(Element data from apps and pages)
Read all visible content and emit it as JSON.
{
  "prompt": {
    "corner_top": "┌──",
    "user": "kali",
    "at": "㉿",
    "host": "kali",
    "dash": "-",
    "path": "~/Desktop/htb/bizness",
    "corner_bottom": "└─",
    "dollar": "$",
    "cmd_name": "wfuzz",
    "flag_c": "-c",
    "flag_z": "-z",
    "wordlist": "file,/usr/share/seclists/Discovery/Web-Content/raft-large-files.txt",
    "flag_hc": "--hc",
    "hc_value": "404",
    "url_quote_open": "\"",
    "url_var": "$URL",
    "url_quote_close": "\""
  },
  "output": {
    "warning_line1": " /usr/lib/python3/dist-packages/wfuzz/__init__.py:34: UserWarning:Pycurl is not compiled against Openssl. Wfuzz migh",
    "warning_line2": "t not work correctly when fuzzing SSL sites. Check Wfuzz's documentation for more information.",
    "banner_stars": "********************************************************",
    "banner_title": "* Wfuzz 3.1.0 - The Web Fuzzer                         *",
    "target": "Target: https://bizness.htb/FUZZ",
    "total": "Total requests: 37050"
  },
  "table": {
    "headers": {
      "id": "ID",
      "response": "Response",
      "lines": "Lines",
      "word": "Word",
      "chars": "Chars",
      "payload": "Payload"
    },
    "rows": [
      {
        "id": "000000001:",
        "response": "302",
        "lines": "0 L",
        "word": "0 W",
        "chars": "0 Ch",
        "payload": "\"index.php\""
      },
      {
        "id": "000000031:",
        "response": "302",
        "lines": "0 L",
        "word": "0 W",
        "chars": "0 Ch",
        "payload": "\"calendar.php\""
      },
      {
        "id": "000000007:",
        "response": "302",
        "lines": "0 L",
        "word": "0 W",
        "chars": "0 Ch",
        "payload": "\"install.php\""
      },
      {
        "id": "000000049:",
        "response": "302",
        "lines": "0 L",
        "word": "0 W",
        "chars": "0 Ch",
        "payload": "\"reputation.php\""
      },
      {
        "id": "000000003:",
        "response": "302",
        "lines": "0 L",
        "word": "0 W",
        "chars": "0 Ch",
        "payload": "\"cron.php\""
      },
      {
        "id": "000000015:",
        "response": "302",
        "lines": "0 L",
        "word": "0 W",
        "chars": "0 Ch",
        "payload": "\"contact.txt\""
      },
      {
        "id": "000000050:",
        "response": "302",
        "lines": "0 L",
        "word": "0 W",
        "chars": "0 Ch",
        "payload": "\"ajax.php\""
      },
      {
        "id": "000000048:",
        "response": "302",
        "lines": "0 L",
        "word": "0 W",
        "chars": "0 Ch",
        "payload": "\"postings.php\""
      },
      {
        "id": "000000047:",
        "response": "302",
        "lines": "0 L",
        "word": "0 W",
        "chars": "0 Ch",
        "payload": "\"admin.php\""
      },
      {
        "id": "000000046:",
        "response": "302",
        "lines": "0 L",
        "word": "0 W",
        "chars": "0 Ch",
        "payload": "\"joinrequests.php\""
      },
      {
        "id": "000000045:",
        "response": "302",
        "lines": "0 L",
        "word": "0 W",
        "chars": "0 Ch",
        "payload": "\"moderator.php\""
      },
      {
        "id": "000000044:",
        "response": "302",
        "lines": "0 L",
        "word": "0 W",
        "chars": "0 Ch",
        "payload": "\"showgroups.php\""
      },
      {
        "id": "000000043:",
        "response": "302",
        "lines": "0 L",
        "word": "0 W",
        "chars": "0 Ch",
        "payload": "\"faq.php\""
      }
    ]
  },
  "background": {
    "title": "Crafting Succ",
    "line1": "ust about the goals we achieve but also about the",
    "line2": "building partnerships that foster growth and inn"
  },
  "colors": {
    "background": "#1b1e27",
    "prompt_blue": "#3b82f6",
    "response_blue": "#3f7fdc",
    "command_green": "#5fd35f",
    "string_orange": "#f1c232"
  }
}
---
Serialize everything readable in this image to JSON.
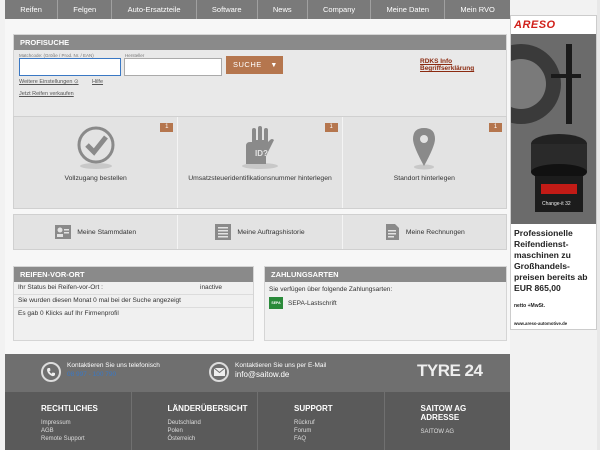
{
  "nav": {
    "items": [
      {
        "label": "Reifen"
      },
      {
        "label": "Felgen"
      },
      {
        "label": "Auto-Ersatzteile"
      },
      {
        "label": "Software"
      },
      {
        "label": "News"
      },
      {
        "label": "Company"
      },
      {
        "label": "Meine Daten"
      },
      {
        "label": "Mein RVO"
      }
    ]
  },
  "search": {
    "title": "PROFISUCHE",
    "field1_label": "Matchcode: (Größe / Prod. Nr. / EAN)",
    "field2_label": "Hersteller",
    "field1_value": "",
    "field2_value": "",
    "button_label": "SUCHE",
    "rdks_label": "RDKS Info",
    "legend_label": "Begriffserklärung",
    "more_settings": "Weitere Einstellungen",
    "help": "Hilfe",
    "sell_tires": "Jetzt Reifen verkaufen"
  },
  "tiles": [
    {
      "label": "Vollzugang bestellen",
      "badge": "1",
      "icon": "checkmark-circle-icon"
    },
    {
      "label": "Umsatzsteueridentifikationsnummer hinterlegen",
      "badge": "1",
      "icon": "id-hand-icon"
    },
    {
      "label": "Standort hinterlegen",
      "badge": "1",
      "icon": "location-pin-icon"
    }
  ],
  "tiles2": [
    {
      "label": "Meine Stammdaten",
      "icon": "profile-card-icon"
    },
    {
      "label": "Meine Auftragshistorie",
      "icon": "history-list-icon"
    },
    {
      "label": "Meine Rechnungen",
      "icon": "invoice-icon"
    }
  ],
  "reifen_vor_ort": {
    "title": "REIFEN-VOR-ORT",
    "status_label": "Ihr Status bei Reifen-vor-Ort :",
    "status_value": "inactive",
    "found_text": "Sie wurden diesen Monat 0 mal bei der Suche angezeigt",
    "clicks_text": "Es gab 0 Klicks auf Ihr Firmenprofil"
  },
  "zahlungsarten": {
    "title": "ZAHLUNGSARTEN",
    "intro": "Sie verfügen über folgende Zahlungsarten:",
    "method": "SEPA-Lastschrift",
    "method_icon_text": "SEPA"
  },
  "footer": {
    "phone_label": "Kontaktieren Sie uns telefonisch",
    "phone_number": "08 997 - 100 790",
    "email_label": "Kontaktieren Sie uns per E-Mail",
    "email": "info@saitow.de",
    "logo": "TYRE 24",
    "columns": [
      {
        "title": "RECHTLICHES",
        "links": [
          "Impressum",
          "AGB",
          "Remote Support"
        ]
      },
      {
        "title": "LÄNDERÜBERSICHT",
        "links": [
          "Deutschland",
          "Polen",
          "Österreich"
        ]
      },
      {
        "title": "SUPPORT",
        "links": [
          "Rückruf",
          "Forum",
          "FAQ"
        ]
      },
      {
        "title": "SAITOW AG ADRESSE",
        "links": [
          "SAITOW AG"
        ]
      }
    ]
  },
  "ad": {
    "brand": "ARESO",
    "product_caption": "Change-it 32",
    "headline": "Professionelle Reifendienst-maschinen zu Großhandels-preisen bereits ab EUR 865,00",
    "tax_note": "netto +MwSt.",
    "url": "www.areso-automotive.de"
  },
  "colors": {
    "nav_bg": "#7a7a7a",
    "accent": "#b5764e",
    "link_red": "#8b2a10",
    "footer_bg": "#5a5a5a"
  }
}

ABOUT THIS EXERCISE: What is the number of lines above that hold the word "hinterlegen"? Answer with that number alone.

ANSWER TO THE EXERCISE: 2